We were pleased recently to have the opportunity to visit the Crow Canyon petroglyph site in northwestern New Mexico. The twenty-mile dirt road into the site is well maintained to support access to the area's oil and gas wells. However, it is a long enough journey to discourage casual visitors, and we saw no other people in the morning we spent exploring the canyon.
Crow Canyon is well-known to rock art enthusiasts, and photographs are easy to find on the web. Most descriptions accompanying the pictures reference the symbolic connections to the Navajo pantheon. None I have come across, however, take note of the extraordinarily sophisticated technology on display in the rock art panels.

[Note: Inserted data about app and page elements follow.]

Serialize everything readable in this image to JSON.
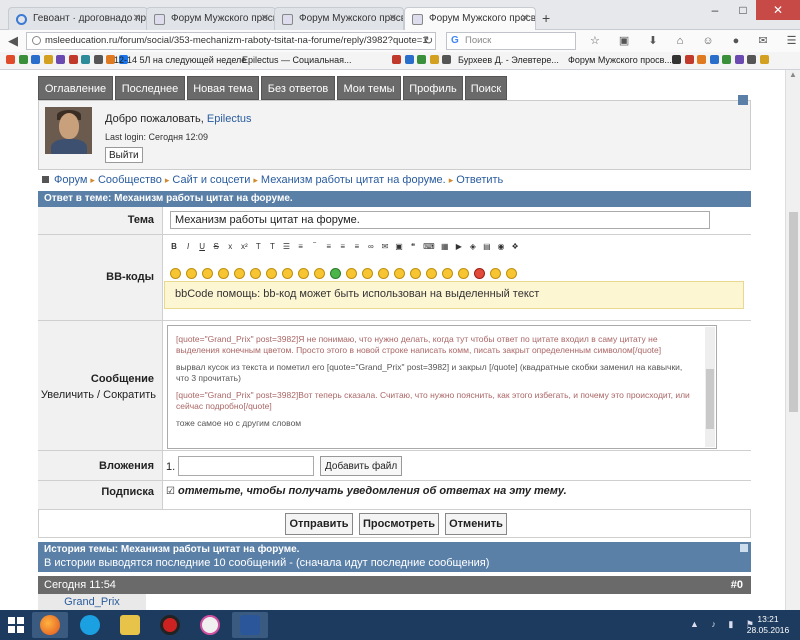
{
  "browser": {
    "tabs": [
      {
        "title": "Гевоант · дроговнадо пр...",
        "active": false
      },
      {
        "title": "Форум Мужского просв...",
        "active": false
      },
      {
        "title": "Форум Мужского просв...",
        "active": false
      },
      {
        "title": "Форум Мужского просв...",
        "active": true
      }
    ],
    "url": "msleeducation.ru/forum/social/353-mechanizm-raboty-tsitat-na-forume/reply/3982?quote=1",
    "search_placeholder": "Поиск",
    "bookmarks": [
      "12-14 5Л на следующей неделе",
      "Epilectus — Социальная...",
      "Бурхеев Д. - Элевтере...",
      "Форум Мужского просв..."
    ]
  },
  "forum": {
    "nav_tabs": [
      "Оглавление",
      "Последнее",
      "Новая тема",
      "Без ответов",
      "Мои темы",
      "Профиль",
      "Поиск"
    ],
    "welcome_text": "Добро пожаловать,",
    "username": "Epilectus",
    "last_login": "Last login: Сегодня 12:09",
    "exit_label": "Выйти",
    "breadcrumb": [
      "Форум",
      "Сообщество",
      "Сайт и соцсети",
      "Механизм работы цитат на форуме.",
      "Ответить"
    ],
    "reply_header": "Ответ в теме: Механизм работы цитат на форуме.",
    "labels": {
      "topic": "Тема",
      "bbcodes": "BB-коды",
      "message": "Сообщение",
      "enlarge": "Увеличить",
      "divider": "/",
      "shrink": "Сократить",
      "attachments": "Вложения",
      "subscription": "Подписка"
    },
    "topic_value": "Механизм работы цитат на форуме.",
    "bb_help": "bbCode помощь: bb-код может быть использован на выделенный текст",
    "message_lines": [
      "[quote=\"Grand_Prix\" post=3982]Я не понимаю, что нужно делать, когда тут чтобы ответ по цитате входил в саму цитату не выделения конечным цветом. Просто этого в новой строке написать комм, писать закрыт определенным символом[/quote]",
      "вырвал кусок из текста и пометил его [quote=\"Grand_Prix\" post=3982] и закрыл [/quote] (квадратные скобки заменил на кавычки, что 3 прочитать)",
      "[quote=\"Grand_Prix\" post=3982]Вот теперь сказала. Считаю, что нужно пояснить, как этого избегать, и почему это происходит, или сейчас подробно[/quote]",
      "тоже самое но с другим словом"
    ],
    "attach_index": "1.",
    "attach_button": "Добавить файл",
    "subscribe_text": "отметьте, чтобы получать уведомления об ответах на эту тему.",
    "buttons": {
      "submit": "Отправить",
      "preview": "Просмотреть",
      "cancel": "Отменить"
    },
    "history_title": "История темы: Механизм работы цитат на форуме.",
    "history_note": "В истории выводятся последние 10 сообщений - (сначала идут последние сообщения)",
    "post_time": "Сегодня 11:54",
    "post_number": "#0",
    "post_author": "Grand_Prix"
  },
  "taskbar": {
    "time": "13:21",
    "date": "28.05.2016"
  },
  "colors": {
    "accent": "#5b80a8",
    "tab_gray": "#6a6a6a",
    "link": "#2a5c9e"
  }
}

The bows depicted are all examples of the highest order of bow-making expertise, having a reflex, recurve design that implies composite construction with materials including wood, antler, horn, sinew, and hide glue.
It is possible that the Athapaskan ancestors of the Navajo brought their knowledge of reflex and recurve bow design with them as they made their centuries-long migration from the far north. In the arctic regions of the New World, there were no suitable wooden staves of sufficient length to make single-component self bows, so composite designs were a necessity. Old World archers also developed radically-reflexed designs for their bows, but the impetus in that case was more oriented toward the functional advantage conferred by a compact form for use by mounted warriors and hunters. Navajo adoption of a mobile horse culture facilitated by the Spanish invasion may have yielded a similar preference for a compact and powerful bow design.
Specific details of Navajo archery are hard to come by on the web.
- The fundmentals of bow design are well explained in the Wikipedia page about Bow Shapes.
- Bow construction and usage are nicely described at a Czech site in the article, Plains Indians Bows.
- A well-written capsule history of the Navajo people by J. W. Sharp is available at DesertUSA : The Athapaskan Speakers.